What was Guyana’s role? Guyana is a founder member of the community but it lost its sheen and leadership role within the organization following the change of government in May 2015.
It’s chairmanship of the community over the past six months during the course of this year was less than stellar. No creative initiatives or innovations were launched to shake the regional body from the comatose state affecting it for some time now. The effects of coalition politics, viz the competing political motivations and heterogeneous interests within the APNU+AFC at home has resulted in the withering away of the once robust and progressive nature of Guyana’s foreign policy. Its replacement by a timid, temperamental and ambiguous foreign policy has further resulted in that policy being crippled and placed in a rigid framework where stimulus is lacking, leaving no room for flexibility and innovation. The Granger administration thus deprived itself of the range of options at its disposal to address, by diplomatic means, complex foreign policy issues such as the crisis in Venezuela.
It is precisely for these reasons that the Granger administration finds itself trapped as regards the Venezuela crisis wherever or whenever it surfaces. The Guyana government can neither support nor defend Venezuela’s sovereignty as a neighbouring country.

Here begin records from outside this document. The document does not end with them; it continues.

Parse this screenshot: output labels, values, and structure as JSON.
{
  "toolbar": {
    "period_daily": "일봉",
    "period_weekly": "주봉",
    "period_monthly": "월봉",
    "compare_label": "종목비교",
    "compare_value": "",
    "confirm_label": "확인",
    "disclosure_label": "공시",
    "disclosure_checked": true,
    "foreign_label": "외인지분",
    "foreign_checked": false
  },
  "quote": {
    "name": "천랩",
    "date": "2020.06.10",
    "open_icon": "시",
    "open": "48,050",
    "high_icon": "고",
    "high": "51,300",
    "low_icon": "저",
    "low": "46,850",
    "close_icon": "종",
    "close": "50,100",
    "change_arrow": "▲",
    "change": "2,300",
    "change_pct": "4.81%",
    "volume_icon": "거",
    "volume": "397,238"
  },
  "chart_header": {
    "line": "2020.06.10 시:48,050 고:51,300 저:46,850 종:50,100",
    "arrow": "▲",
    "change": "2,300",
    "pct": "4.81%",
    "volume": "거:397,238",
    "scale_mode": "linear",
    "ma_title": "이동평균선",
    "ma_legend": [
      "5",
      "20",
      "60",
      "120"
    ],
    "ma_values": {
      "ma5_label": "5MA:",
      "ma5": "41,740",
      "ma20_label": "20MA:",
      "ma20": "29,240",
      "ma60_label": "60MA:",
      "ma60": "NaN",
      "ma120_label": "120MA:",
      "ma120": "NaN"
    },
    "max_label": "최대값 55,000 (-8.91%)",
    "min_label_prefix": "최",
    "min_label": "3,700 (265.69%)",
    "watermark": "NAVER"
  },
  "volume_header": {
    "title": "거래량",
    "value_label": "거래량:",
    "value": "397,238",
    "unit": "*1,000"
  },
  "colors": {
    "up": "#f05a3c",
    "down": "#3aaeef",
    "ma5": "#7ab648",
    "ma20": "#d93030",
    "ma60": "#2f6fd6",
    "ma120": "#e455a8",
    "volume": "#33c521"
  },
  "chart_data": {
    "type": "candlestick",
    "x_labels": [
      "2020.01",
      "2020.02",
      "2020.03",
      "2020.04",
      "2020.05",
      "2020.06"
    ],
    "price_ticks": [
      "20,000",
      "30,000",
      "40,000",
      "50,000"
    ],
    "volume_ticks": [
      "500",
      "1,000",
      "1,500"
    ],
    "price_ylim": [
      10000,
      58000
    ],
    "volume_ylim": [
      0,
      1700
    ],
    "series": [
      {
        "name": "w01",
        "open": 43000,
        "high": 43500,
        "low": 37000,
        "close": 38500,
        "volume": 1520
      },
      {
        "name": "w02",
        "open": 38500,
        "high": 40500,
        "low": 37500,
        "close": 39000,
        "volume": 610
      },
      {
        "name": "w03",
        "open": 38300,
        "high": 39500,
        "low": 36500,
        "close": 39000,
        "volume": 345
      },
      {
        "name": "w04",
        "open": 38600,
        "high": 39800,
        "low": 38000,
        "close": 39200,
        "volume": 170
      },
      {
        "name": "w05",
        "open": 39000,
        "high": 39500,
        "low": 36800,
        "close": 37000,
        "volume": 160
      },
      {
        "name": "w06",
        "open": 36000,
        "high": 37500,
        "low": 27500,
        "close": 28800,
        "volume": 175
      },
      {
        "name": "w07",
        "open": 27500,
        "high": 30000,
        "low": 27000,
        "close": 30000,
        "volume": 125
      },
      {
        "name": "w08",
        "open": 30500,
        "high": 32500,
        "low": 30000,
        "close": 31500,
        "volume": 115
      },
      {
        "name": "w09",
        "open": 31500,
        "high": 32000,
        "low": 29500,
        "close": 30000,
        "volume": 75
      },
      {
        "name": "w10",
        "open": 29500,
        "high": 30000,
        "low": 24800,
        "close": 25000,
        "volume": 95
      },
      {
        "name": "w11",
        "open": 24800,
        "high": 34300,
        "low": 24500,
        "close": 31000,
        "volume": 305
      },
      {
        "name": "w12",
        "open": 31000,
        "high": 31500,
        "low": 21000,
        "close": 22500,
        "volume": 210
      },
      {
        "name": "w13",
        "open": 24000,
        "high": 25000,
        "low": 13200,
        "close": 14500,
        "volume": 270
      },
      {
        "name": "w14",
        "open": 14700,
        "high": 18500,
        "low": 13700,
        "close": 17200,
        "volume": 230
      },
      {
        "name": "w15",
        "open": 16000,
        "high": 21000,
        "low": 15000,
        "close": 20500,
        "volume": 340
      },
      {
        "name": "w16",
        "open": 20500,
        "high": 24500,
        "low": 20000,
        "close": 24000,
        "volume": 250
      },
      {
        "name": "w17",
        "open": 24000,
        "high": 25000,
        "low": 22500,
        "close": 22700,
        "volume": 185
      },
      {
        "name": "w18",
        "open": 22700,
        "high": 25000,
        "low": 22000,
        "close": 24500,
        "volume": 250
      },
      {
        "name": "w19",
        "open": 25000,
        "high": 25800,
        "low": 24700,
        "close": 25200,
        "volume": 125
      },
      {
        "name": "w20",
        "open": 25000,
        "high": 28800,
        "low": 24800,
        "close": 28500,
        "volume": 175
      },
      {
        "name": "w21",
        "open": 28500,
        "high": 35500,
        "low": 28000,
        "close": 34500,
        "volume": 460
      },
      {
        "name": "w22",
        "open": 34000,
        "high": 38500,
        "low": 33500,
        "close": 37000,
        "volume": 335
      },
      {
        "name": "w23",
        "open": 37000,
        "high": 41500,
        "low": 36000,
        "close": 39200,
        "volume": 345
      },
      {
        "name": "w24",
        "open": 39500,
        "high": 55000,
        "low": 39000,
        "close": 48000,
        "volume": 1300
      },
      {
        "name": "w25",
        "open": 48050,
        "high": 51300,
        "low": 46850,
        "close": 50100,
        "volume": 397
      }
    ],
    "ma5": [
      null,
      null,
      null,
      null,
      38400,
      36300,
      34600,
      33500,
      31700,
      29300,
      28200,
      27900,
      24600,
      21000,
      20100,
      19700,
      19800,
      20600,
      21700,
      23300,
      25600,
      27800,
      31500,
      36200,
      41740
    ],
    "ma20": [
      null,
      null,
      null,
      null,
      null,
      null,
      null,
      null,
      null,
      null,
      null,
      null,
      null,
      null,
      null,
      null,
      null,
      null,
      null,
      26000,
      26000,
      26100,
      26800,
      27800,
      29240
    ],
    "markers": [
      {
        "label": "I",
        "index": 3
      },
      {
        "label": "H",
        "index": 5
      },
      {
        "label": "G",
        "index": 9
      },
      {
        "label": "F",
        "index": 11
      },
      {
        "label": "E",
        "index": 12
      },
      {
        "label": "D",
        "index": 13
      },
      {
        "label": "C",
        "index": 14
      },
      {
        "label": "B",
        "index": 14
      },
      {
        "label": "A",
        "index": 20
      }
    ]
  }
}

Its position on the question of non-interference in the internal affairs of that country has been compromised as a result of the narrowing of the range of its domestic and international interests. Having boxed itself into a corner with respect to the border controversy by refusing to adopt a positive asymmetric stand towards its neighbour, it denied itself the range to manoeuvre while its ability to exploit opportunities has dissipated. Consequently, the Government of Guyana found itself in an invidious position on the crisis in Venezuela within Caricom’s modus operandi.
In none of the reports emanating from the international meetings held so far, is Guyana perceived as a player of any significance in the international arena any longer. Moreover, it is not clear how Guyana voted at the OAS meeting at Cancun. In light of the aforementioned, Guyana is unlikely to go beyond its routine reporting responsibility on Guyana-Venezuela relations at the Caricom meeting in Grenada.
Unlike his founder leader, who made his mark at the international level and is known to have been a deal broker, President Granger’s foreign policy leaves much to be desired. The following extract from Margaret Thatcher’s The Downing Street Years would suffice: “…unbeknown to him, [it was] President Forbes Burnham of Guyana who provided inspiration for this in the course of the weekend retreat which the heads of government spent away from Melbourne in Canberra. In the course of this we were arguing about an issue to be reported in the final communique which we were drafting. At one point Forbes Burnham said that we must achieve consensus. I asked him what he meant by ‘consensus’ ‒ a word of which I had heard all too much ‒ and he replied that ‘it is something you have if you cannot get agreement.’”
In addressing his mind to the Venezuela crisis while in Grenada, President Granger may wish to draw inspiration from his founder leader’s role in multilateral diplomacy.
Clement J Rohee